The idea of a UBI is not new, but in recent decades it has been pushed to the fringes of policy debate. Since it fell off the agenda in the late 1970’s, UBI and similar schemes have been the domain of a small network of social and environmental activists. However, in the last few years, things have changed dramatically. Debates over basic income proposals have moved from the fringe to the mainstream, particularly in a financially COVID-damaged world.
Though proponents of the scheme believe it would aid those people who fall into the long-term unemployed category (and those deemed unemployable), others warn of its high cost, negative impact on work incentives and that fact it wastes financial resources on the rich who, aside from not needing it, have less of a propensity to spend it.
It is an undeniable truth that COVID-19 has ravaged the domestic employment market. While accurate predictions are difficult to make, the Grattan Institute estimates that 14 to 26% of Australian workers could lose their jobs as a result of the pandemic, with unemployment rates remaining high for years to come. While the Morrison Government has done its best to shield impoverished workers from the financial fallout, the reality is that our welfare system was never designed for such an event.
Professor James Ferguson argues that we must move away from the idea of human survival being dependent on waged labour and towards the idea of a “rightful share” – with citizens each having a right to an income based on a share of ownership in national wealth. Australia’s United Workers Union has recently advocated for a UBI of $740.00 per week (equivalent to the minimum wage), with the scheme thereby allowing the replacement of some welfare programs. The cost though, is enormous. Taking into account that 7.65 million Australians would be eligible (ie those aged between 18 and 65), the cost over just six months would be $55 billion. However, that figure may be offset by the fact the UBI is taxable and certain welfare schemes would be suspended. Still, the figure would represent a significant portion of the country’s Gross Domestic Product and may then affect other social spending on health and education.
The question that concerns us is: is it Biblical? My view is no, for a number of reasons.
1. Firstly, we were designed to work. God designed work in order to supply our physical needs.

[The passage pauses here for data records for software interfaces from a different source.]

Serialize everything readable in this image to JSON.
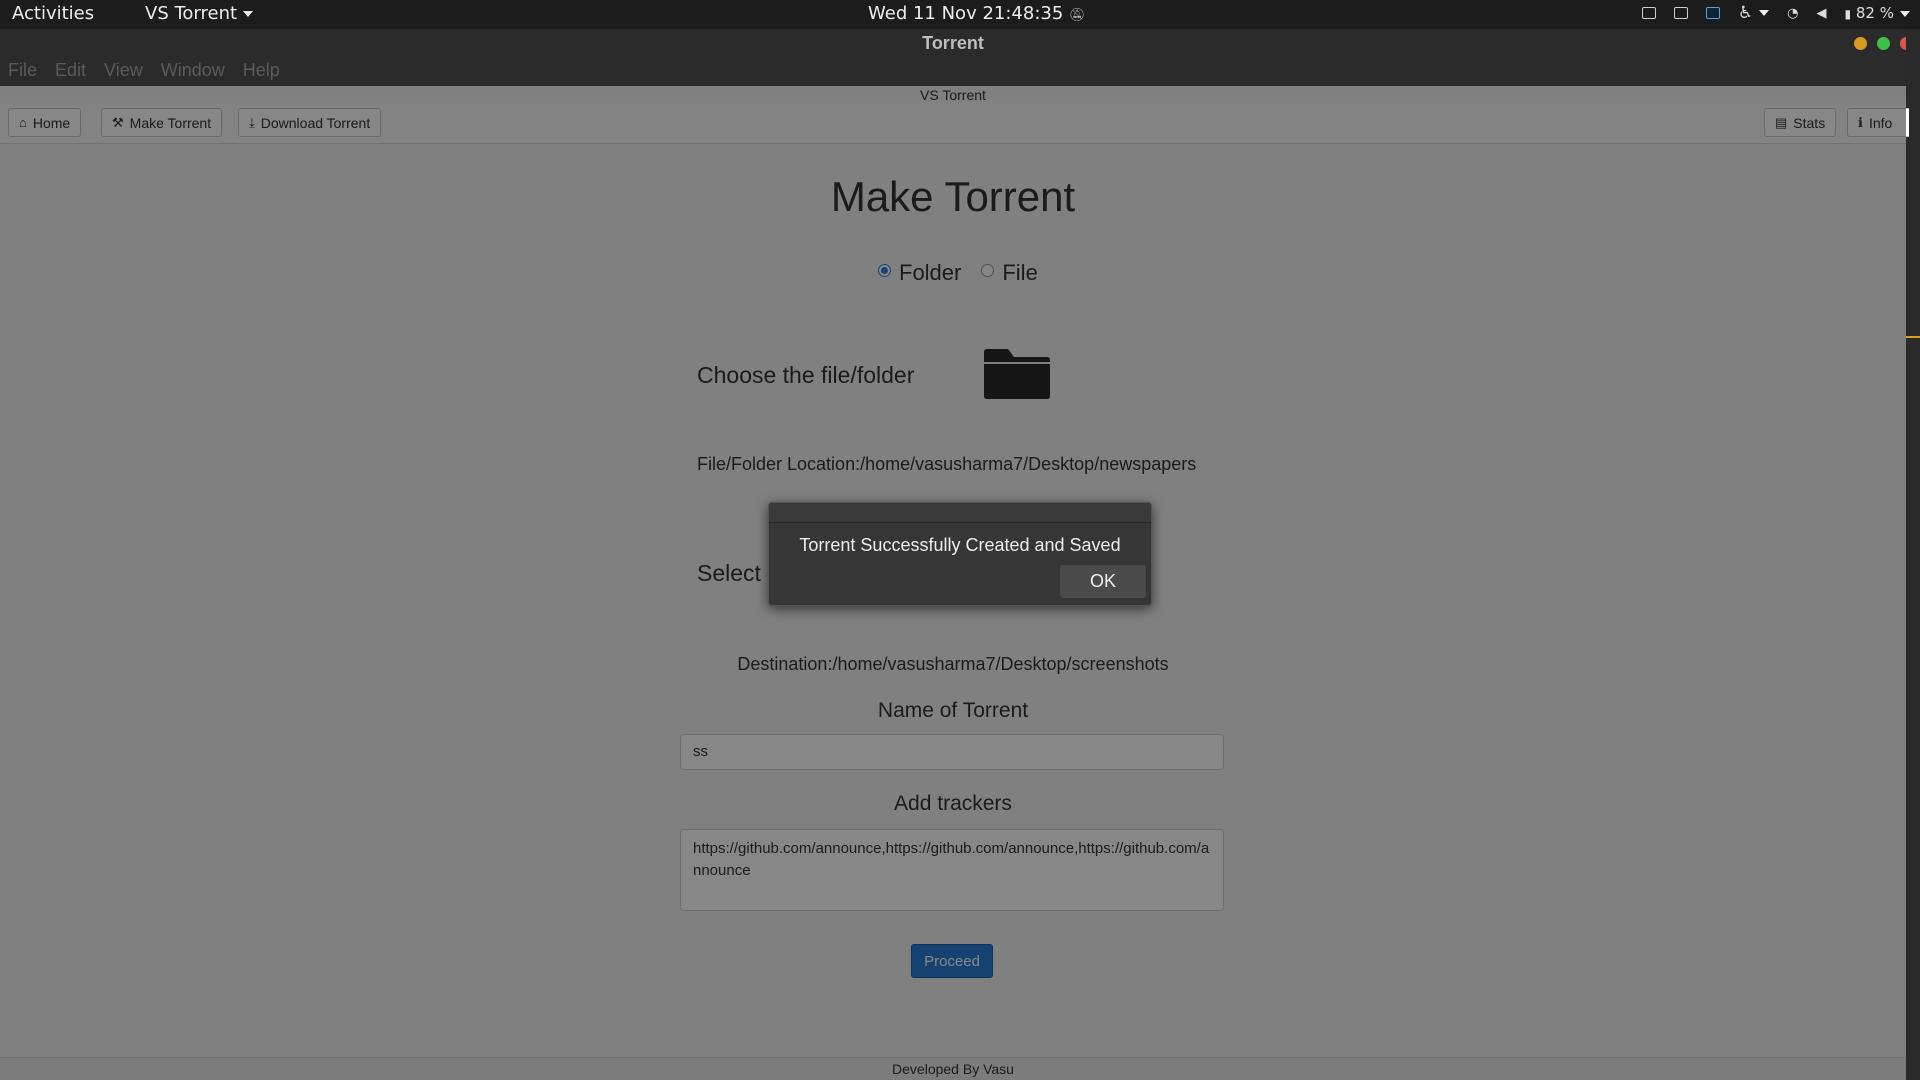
{
  "topbar": {
    "activities": "Activities",
    "app_menu": "VS Torrent",
    "clock": "Wed 11 Nov  21:48:35",
    "battery": "82 %"
  },
  "window": {
    "title": "Torrent",
    "menus": [
      "File",
      "Edit",
      "View",
      "Window",
      "Help"
    ]
  },
  "app": {
    "subtitle": "VS Torrent",
    "nav": {
      "home": "Home",
      "make": "Make Torrent",
      "download": "Download Torrent",
      "stats": "Stats",
      "info": "Info"
    },
    "heading": "Make Torrent",
    "radio_folder": "Folder",
    "radio_file": "File",
    "selected_mode": "Folder",
    "choose_label": "Choose the file/folder",
    "location": "File/Folder Location:/home/vasusharma7/Desktop/newspapers",
    "select_label": "Select",
    "destination": "Destination:/home/vasusharma7/Desktop/screenshots",
    "name_label": "Name of Torrent",
    "name_value": "ss",
    "trackers_label": "Add trackers",
    "trackers_value": "https://github.com/announce,https://github.com/announce,https://github.com/announce",
    "proceed": "Proceed",
    "footer": "Developed By Vasu"
  },
  "dialog": {
    "message": "Torrent Successfully Created and Saved",
    "ok": "OK"
  }
}
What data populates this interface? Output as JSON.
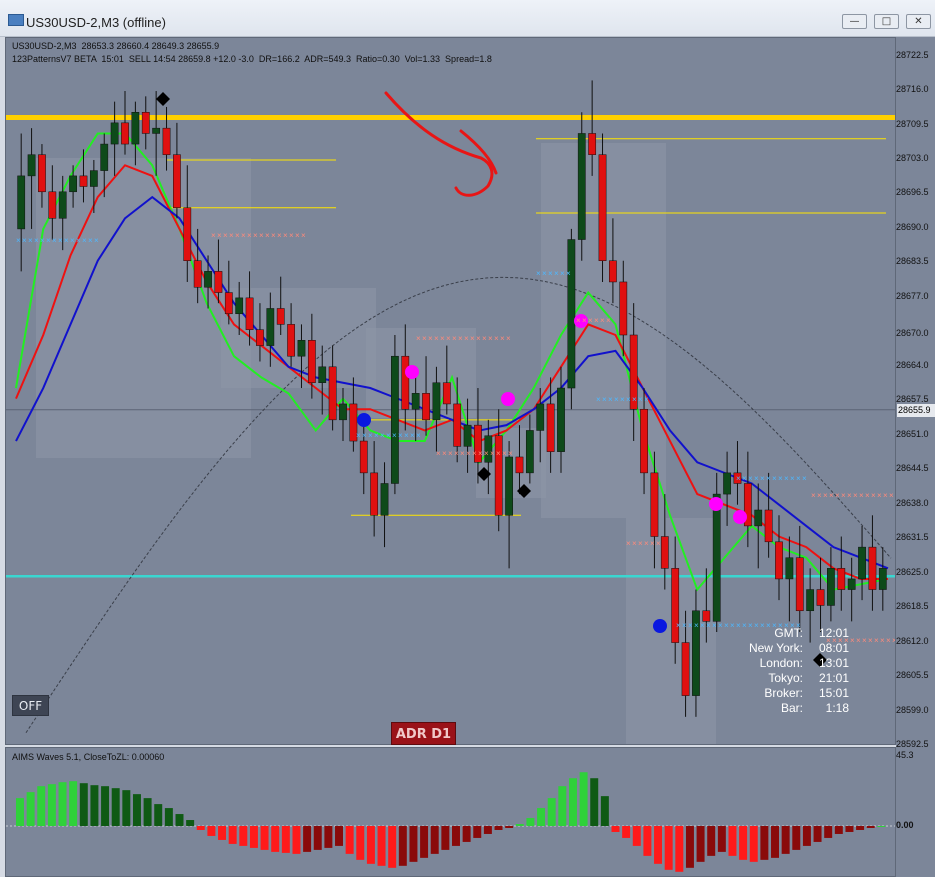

2. Discontentment would be rife. One of the main signs of discontentment is that you are unable to experience peace living on what God has provided. You then buy into the philosophy that you always need more. Ecclesiastes 5:10 says, Whoever loves money never has enough; whoever loves wealth is never satisfied with their income.
3. Mismanagement. Often the problem with poverty is not lack of income, but mismanagement of income, both at a personal and Government level.
In short, I believe we should reject UBI and promote the solutions that God says will help us: work diligently, steward wisely and provide charitable help to those unable to work.